- [Your assignment]: Your copy should match the records exactly, except that it contains no pictures.

- [Data for this exercise]:

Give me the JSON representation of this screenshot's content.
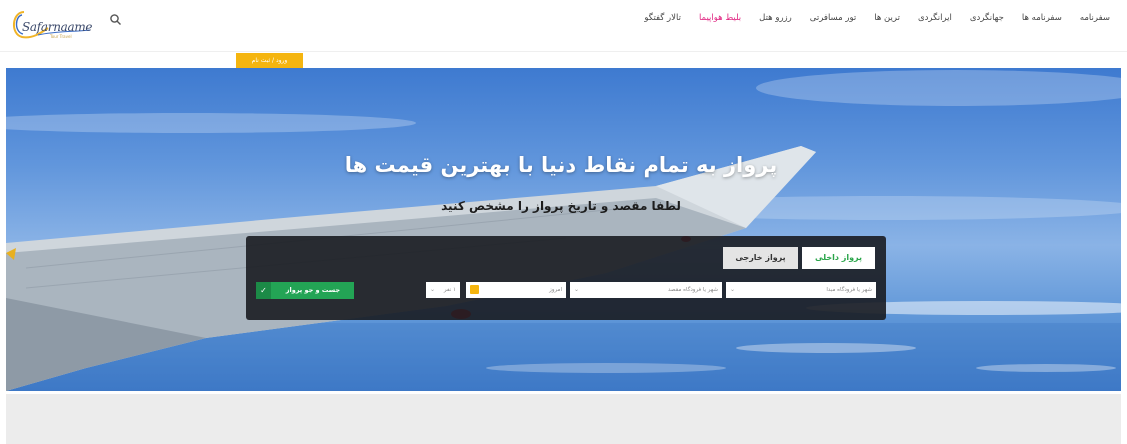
{
  "header": {
    "logo_text": "Safarnaame",
    "logo_tagline": "Tour Travel",
    "nav": [
      {
        "label": "سفرنامه",
        "active": false
      },
      {
        "label": "سفرنامه ها",
        "active": false
      },
      {
        "label": "جهانگردی",
        "active": false
      },
      {
        "label": "ایرانگردی",
        "active": false
      },
      {
        "label": "ترین ها",
        "active": false
      },
      {
        "label": "تور مسافرتی",
        "active": false
      },
      {
        "label": "رزرو هتل",
        "active": false
      },
      {
        "label": "بلیط هواپیما",
        "active": true
      },
      {
        "label": "تالار گفتگو",
        "active": false
      }
    ],
    "login_label": "ورود / ثبت نام"
  },
  "hero": {
    "title": "پرواز به تمام نقاط دنیا با بهترین قیمت ها",
    "subtitle": "لطفا مقصد و تاریخ پرواز را مشخص کنید"
  },
  "search": {
    "tabs": {
      "domestic": "پرواز داخلی",
      "international": "پرواز خارجی"
    },
    "origin_placeholder": "شهر یا فرودگاه مبدا",
    "destination_placeholder": "شهر یا فرودگاه مقصد",
    "date_value": "امروز",
    "passengers_value": "۱ نفر",
    "button_label": "جست و جو پرواز"
  },
  "colors": {
    "accent_pink": "#e02480",
    "accent_green": "#23a455",
    "accent_yellow": "#f5b50f"
  }
}
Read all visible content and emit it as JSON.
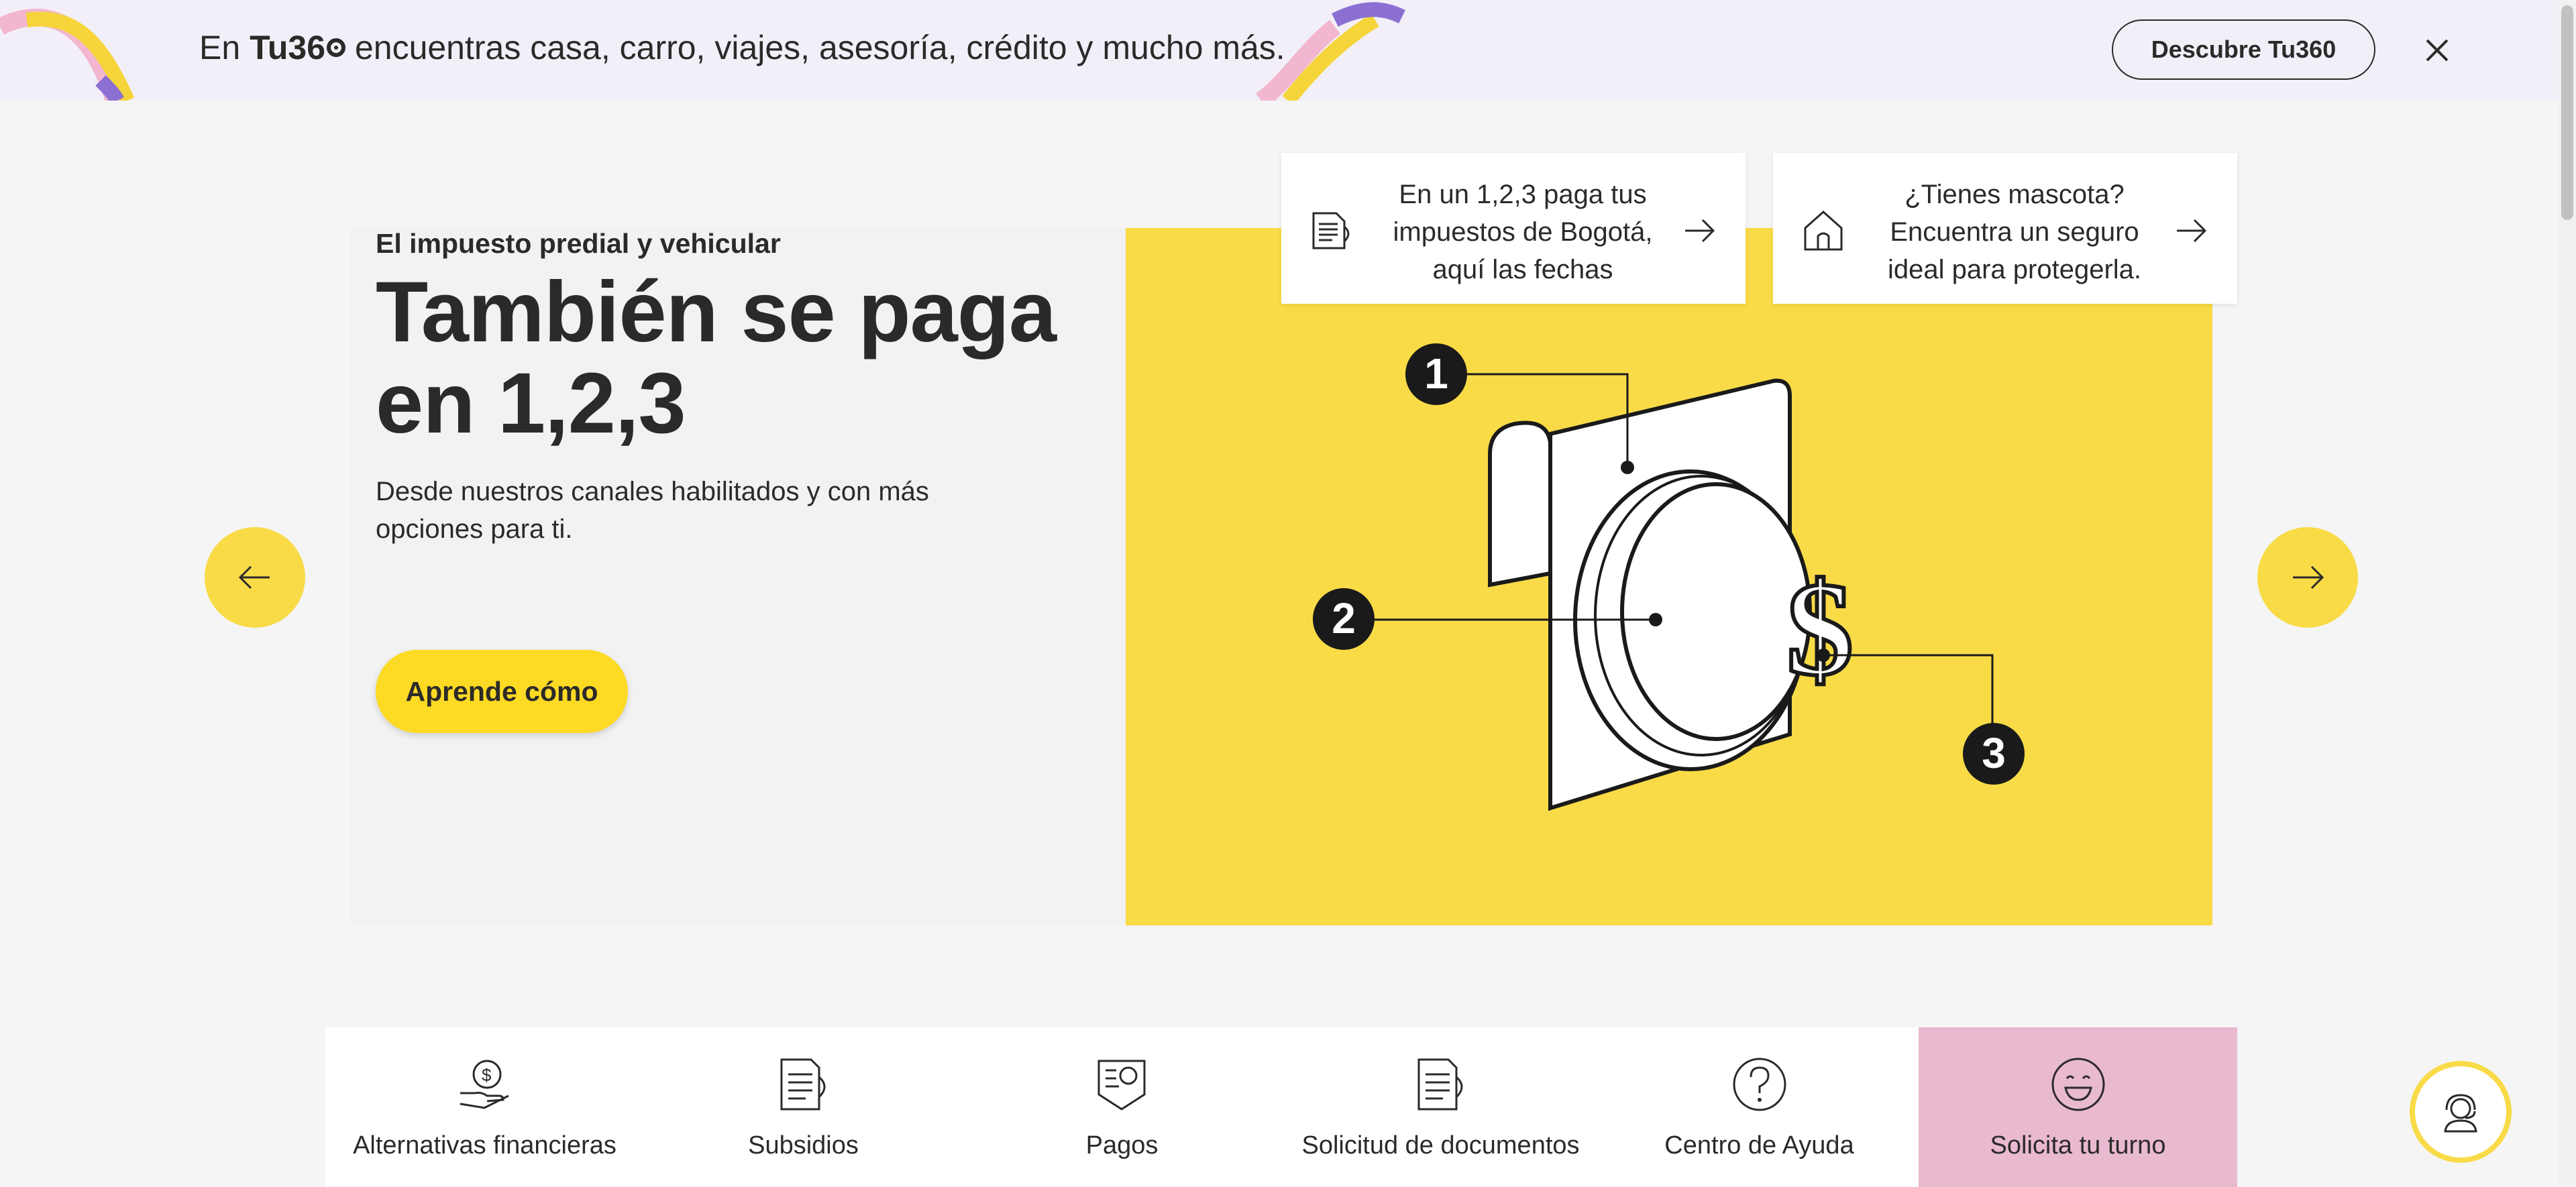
{
  "promo": {
    "text_before": "En ",
    "brand_bold": "Tu36",
    "text_after": " encuentras casa, carro, viajes, asesoría, crédito y mucho más.",
    "button_label": "Descubre Tu360",
    "close_icon": "close-icon"
  },
  "hero": {
    "eyebrow": "El impuesto predial y vehicular",
    "headline": "También se paga en 1,2,3",
    "subtext": "Desde nuestros canales habilitados y con más opciones para ti.",
    "cta_label": "Aprende cómo",
    "illustration_markers": [
      "1",
      "2",
      "3"
    ]
  },
  "cards": [
    {
      "text": "En un 1,2,3 paga tus impuestos de Bogotá, aquí las fechas",
      "icon": "document-icon"
    },
    {
      "text": "¿Tienes mascota? Encuentra un seguro ideal para protegerla.",
      "icon": "house-icon"
    }
  ],
  "menu": [
    {
      "label": "Alternativas financieras",
      "icon": "hand-money-icon"
    },
    {
      "label": "Subsidios",
      "icon": "document-icon"
    },
    {
      "label": "Pagos",
      "icon": "payment-doc-icon"
    },
    {
      "label": "Solicitud de documentos",
      "icon": "document-icon"
    },
    {
      "label": "Centro de Ayuda",
      "icon": "question-icon"
    },
    {
      "label": "Solicita tu turno",
      "icon": "smile-icon",
      "active": true
    }
  ],
  "colors": {
    "brand_yellow": "#fdda24",
    "panel_yellow": "#f8db47",
    "promo_bg": "#f2eff8",
    "active_pink": "#e8b9cf",
    "text_dark": "#2c2a29"
  }
}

- [Exercise result]:
Give me the JSON representation of this screenshot's content.
{
  "header": {
    "logo_text": "Safarnaame",
    "logo_tagline": "Tour Travel",
    "nav": [
      {
        "label": "سفرنامه",
        "active": false
      },
      {
        "label": "سفرنامه ها",
        "active": false
      },
      {
        "label": "جهانگردی",
        "active": false
      },
      {
        "label": "ایرانگردی",
        "active": false
      },
      {
        "label": "ترین ها",
        "active": false
      },
      {
        "label": "تور مسافرتی",
        "active": false
      },
      {
        "label": "رزرو هتل",
        "active": false
      },
      {
        "label": "بلیط هواپیما",
        "active": true
      },
      {
        "label": "تالار گفتگو",
        "active": false
      }
    ],
    "login_label": "ورود / ثبت نام"
  },
  "hero": {
    "title": "پرواز به تمام نقاط دنیا با بهترین قیمت ها",
    "subtitle": "لطفا مقصد و تاریخ پرواز را مشخص کنید"
  },
  "search": {
    "tabs": {
      "domestic": "پرواز داخلی",
      "international": "پرواز خارجی"
    },
    "origin_placeholder": "شهر یا فرودگاه مبدا",
    "destination_placeholder": "شهر یا فرودگاه مقصد",
    "date_value": "امروز",
    "passengers_value": "۱ نفر",
    "button_label": "جست و جو پرواز"
  },
  "colors": {
    "accent_pink": "#e02480",
    "accent_green": "#23a455",
    "accent_yellow": "#f5b50f"
  }
}
Read all visible content and emit it as JSON.
{
  "promo": {
    "text_before": "En ",
    "brand_bold": "Tu36",
    "text_after": " encuentras casa, carro, viajes, asesoría, crédito y mucho más.",
    "button_label": "Descubre Tu360",
    "close_icon": "close-icon"
  },
  "hero": {
    "eyebrow": "El impuesto predial y vehicular",
    "headline": "También se paga en 1,2,3",
    "subtext": "Desde nuestros canales habilitados y con más opciones para ti.",
    "cta_label": "Aprende cómo",
    "illustration_markers": [
      "1",
      "2",
      "3"
    ]
  },
  "cards": [
    {
      "text": "En un 1,2,3 paga tus impuestos de Bogotá, aquí las fechas",
      "icon": "document-icon"
    },
    {
      "text": "¿Tienes mascota? Encuentra un seguro ideal para protegerla.",
      "icon": "house-icon"
    }
  ],
  "menu": [
    {
      "label": "Alternativas financieras",
      "icon": "hand-money-icon"
    },
    {
      "label": "Subsidios",
      "icon": "document-icon"
    },
    {
      "label": "Pagos",
      "icon": "payment-doc-icon"
    },
    {
      "label": "Solicitud de documentos",
      "icon": "document-icon"
    },
    {
      "label": "Centro de Ayuda",
      "icon": "question-icon"
    },
    {
      "label": "Solicita tu turno",
      "icon": "smile-icon",
      "active": true
    }
  ],
  "colors": {
    "brand_yellow": "#fdda24",
    "panel_yellow": "#f8db47",
    "promo_bg": "#f2eff8",
    "active_pink": "#e8b9cf",
    "text_dark": "#2c2a29"
  }
}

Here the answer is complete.